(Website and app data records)

* * *

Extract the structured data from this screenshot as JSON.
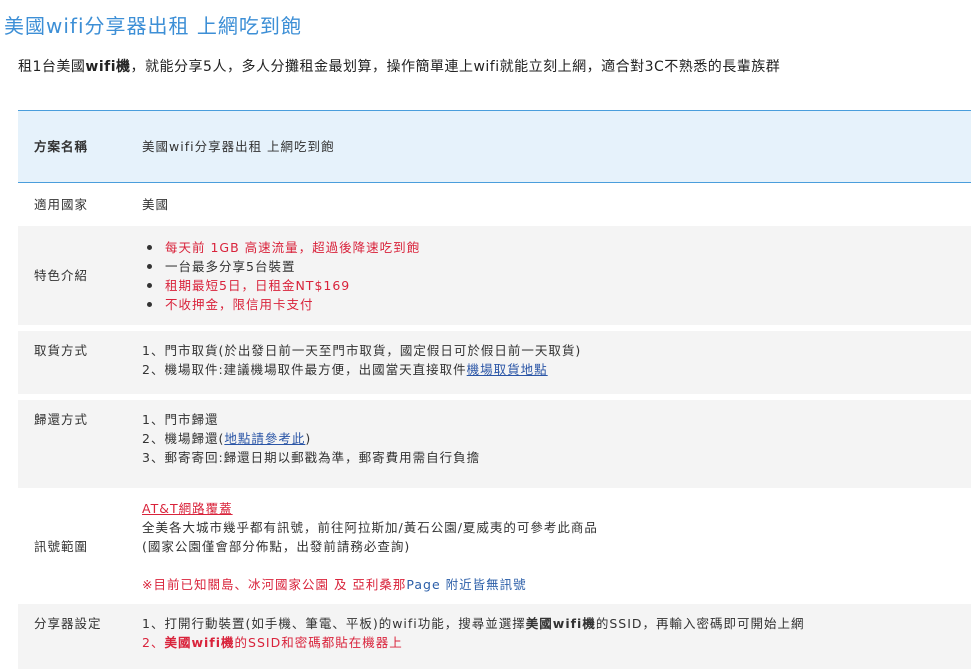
{
  "page": {
    "title": "美國wifi分享器出租 上網吃到飽",
    "intro_prefix": "租1台美國",
    "intro_bold": "wifi機",
    "intro_suffix": "，就能分享5人，多人分攤租金最划算，操作簡單連上wifi就能立刻上網，適合對3C不熟悉的長輩族群"
  },
  "table": {
    "plan_name_label": "方案名稱",
    "plan_name_value": "美國wifi分享器出租 上網吃到飽",
    "country_label": "適用國家",
    "country_value": "美國",
    "features_label": "特色介紹",
    "features": [
      {
        "text": "每天前 1GB 高速流量，超過後降速吃到飽",
        "color": "#d9233b"
      },
      {
        "text": "一台最多分享5台裝置",
        "color": "#333333"
      },
      {
        "text": "租期最短5日，日租金NT$169",
        "color": "#d9233b"
      },
      {
        "text": "不收押金，限信用卡支付",
        "color": "#d9233b"
      }
    ],
    "pickup_label": "取貨方式",
    "pickup_line1": "1、門市取貨(於出發日前一天至門市取貨，國定假日可於假日前一天取貨)",
    "pickup_line2_prefix": "2、機場取件:建議機場取件最方便，出國當天直接取件",
    "pickup_line2_link": "機場取貨地點",
    "return_label": "歸還方式",
    "return_line1": "1、門市歸還",
    "return_line2_prefix": "2、機場歸還(",
    "return_line2_link": "地點請參考此",
    "return_line2_suffix": ")",
    "return_line3": "3、郵寄寄回:歸還日期以郵戳為準，郵寄費用需自行負擔",
    "signal_label": "訊號範圍",
    "signal_link": "AT&T網路覆蓋",
    "signal_line1": "全美各大城市幾乎都有訊號，前往阿拉斯加/黃石公園/夏威夷的可參考此商品",
    "signal_line2": "(國家公園僅會部分佈點，出發前請務必查詢)",
    "signal_note_prefix": "※目前已知關島、冰河國家公園 及 亞利桑那",
    "signal_note_suffix": "Page 附近皆無訊號",
    "setup_label": "分享器設定",
    "setup_line1_prefix": "1、打開行動裝置(如手機、筆電、平板)的wifi功能，搜尋並選擇",
    "setup_line1_bold": "美國wifi機",
    "setup_line1_suffix": "的SSID，再輸入密碼即可開始上網",
    "setup_line2_prefix": "2、",
    "setup_line2_bold": "美國wifi機",
    "setup_line2_suffix": "的SSID和密碼都貼在機器上"
  },
  "colors": {
    "title_blue": "#3d8fd6",
    "header_bg": "#e6f2fb",
    "header_border": "#4a9edc",
    "row_grey": "#f4f4f4",
    "highlight_red": "#d9233b",
    "note_blue": "#2b5ea8",
    "link_blue": "#2a55a6"
  }
}
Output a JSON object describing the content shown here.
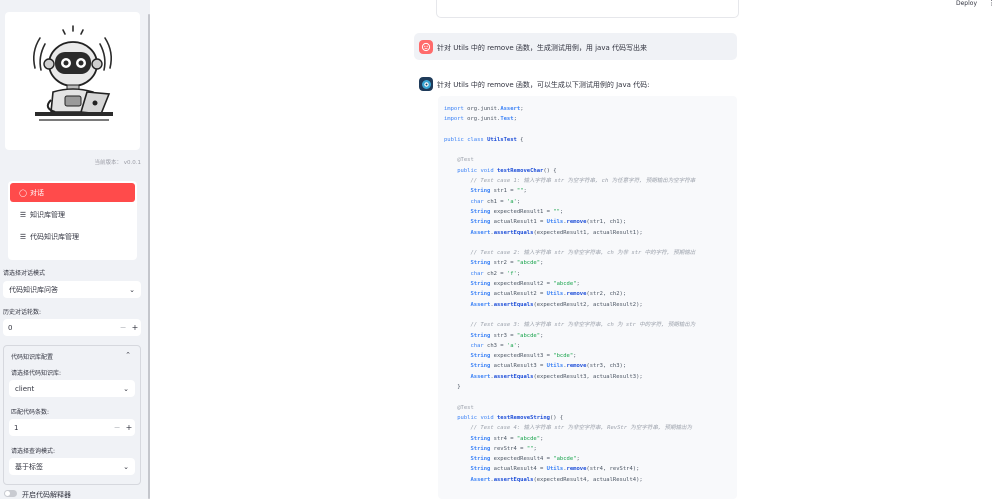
{
  "header": {
    "deploy_label": "Deploy",
    "menu_glyph": "⋮"
  },
  "sidebar": {
    "version_label": "当前版本： v0.0.1",
    "menu": [
      {
        "label": "对话",
        "icon": "chat-bubble-icon",
        "glyph": "◯",
        "active": true
      },
      {
        "label": "知识库管理",
        "icon": "list-icon",
        "glyph": "☰",
        "active": false
      },
      {
        "label": "代码知识库管理",
        "icon": "list-icon",
        "glyph": "☰",
        "active": false
      }
    ],
    "mode_label": "请选择对话模式",
    "mode_value": "代码知识库问答",
    "history_label": "历史对话轮数:",
    "history_value": "0",
    "expander_title": "代码知识库配置",
    "kb_label": "请选择代码知识库:",
    "kb_value": "client",
    "match_label": "匹配代码条数:",
    "match_value": "1",
    "query_label": "请选择查询模式:",
    "query_value": "基于标签",
    "toggle_label": "开启代码解释器",
    "chevron_down": "⌄",
    "chevron_up": "⌃",
    "minus": "−",
    "plus": "+"
  },
  "chat": {
    "user_message": "针对 Utils 中的 remove 函数，生成测试用例，用 java 代码写出来",
    "assistant_intro": "针对 Utils 中的 remove 函数，可以生成以下测试用例的 Java 代码:",
    "code_lines": [
      "import org.junit.Assert;",
      "import org.junit.Test;",
      "",
      "public class UtilsTest {",
      "",
      "    @Test",
      "    public void testRemoveChar() {",
      "        // Test case 1: 输入字符串 str 为空字符串, ch 为任意字符, 预期输出为空字符串",
      "        String str1 = \"\";",
      "        char ch1 = 'a';",
      "        String expectedResult1 = \"\";",
      "        String actualResult1 = Utils.remove(str1, ch1);",
      "        Assert.assertEquals(expectedResult1, actualResult1);",
      "",
      "        // Test case 2: 输入字符串 str 为非空字符串, ch 为非 str 中的字符, 预期输出",
      "        String str2 = \"abcde\";",
      "        char ch2 = 'f';",
      "        String expectedResult2 = \"abcde\";",
      "        String actualResult2 = Utils.remove(str2, ch2);",
      "        Assert.assertEquals(expectedResult2, actualResult2);",
      "",
      "        // Test case 3: 输入字符串 str 为非空字符串, ch 为 str 中的字符, 预期输出为",
      "        String str3 = \"abcde\";",
      "        char ch3 = 'a';",
      "        String expectedResult3 = \"bcde\";",
      "        String actualResult3 = Utils.remove(str3, ch3);",
      "        Assert.assertEquals(expectedResult3, actualResult3);",
      "    }",
      "",
      "    @Test",
      "    public void testRemoveString() {",
      "        // Test case 4: 输入字符串 str 为非空字符串, RevStr 为空字符串, 预期输出为",
      "        String str4 = \"abcde\";",
      "        String revStr4 = \"\";",
      "        String expectedResult4 = \"abcde\";",
      "        String actualResult4 = Utils.remove(str4, revStr4);",
      "        Assert.assertEquals(expectedResult4, actualResult4);"
    ]
  }
}
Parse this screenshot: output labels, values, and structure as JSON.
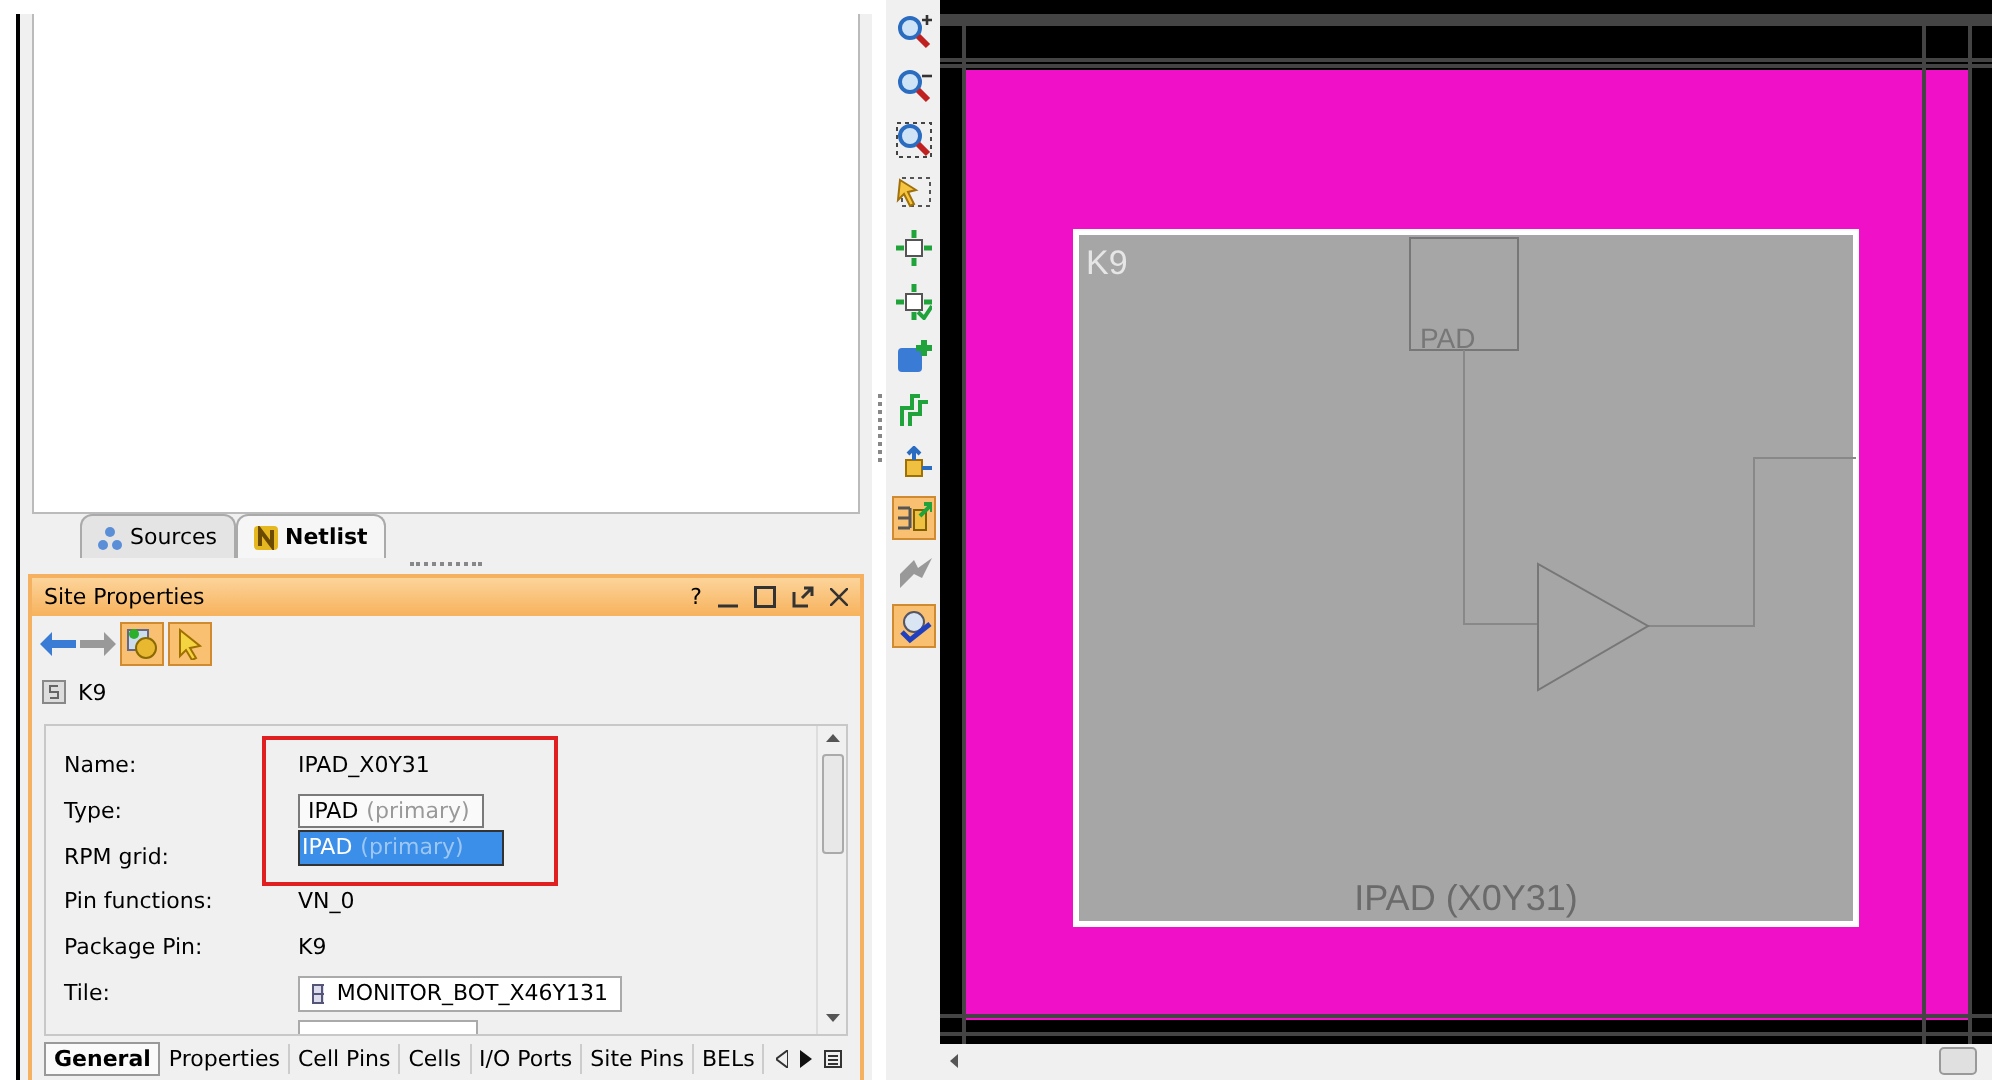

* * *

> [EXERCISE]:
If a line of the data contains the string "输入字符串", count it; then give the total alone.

> [PROBLEM SOLUTION]:
4